Stored data:
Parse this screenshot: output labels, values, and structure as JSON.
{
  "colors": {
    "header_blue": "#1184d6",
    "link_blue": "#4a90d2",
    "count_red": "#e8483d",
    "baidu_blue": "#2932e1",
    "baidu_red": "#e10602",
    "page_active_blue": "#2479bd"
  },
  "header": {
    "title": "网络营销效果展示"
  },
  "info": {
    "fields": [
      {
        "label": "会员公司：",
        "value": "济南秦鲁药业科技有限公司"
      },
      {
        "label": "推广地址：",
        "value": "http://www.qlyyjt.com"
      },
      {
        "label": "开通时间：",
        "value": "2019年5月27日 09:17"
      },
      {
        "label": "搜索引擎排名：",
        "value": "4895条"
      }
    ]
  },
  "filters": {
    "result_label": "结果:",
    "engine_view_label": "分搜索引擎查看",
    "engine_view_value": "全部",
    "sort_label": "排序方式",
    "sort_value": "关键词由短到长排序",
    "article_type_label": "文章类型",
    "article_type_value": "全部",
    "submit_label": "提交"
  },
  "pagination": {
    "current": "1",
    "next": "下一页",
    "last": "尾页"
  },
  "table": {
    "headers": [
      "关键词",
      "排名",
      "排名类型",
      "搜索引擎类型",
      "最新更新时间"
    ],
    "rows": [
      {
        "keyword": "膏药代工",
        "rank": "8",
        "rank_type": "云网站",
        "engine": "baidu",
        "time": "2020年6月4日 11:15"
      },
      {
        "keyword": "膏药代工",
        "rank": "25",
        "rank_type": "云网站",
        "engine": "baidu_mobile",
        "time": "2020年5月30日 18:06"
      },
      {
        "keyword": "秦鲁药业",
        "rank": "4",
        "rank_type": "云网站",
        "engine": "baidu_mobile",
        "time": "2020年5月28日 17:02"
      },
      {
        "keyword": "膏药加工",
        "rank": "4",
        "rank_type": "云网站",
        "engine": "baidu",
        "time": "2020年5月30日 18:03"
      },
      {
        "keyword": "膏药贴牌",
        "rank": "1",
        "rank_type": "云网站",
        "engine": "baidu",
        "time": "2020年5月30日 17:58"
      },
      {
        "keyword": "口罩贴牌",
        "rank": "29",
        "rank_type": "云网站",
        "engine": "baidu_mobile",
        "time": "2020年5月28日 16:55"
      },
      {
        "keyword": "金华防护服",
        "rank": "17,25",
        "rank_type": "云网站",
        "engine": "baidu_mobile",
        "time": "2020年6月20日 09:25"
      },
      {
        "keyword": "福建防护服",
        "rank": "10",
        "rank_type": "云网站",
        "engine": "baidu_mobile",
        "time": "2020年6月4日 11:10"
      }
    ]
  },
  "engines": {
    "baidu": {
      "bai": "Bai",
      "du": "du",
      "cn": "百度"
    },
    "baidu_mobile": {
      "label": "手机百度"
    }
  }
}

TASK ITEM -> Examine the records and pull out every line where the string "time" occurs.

ANSWER FOR THIS EXERCISE ->
        "time": "2020年6月4日 11:15"
        "time": "2020年5月30日 18:06"
        "time": "2020年5月28日 17:02"
        "time": "2020年5月30日 18:03"
        "time": "2020年5月30日 17:58"
        "time": "2020年5月28日 16:55"
        "time": "2020年6月20日 09:25"
        "time": "2020年6月4日 11:10"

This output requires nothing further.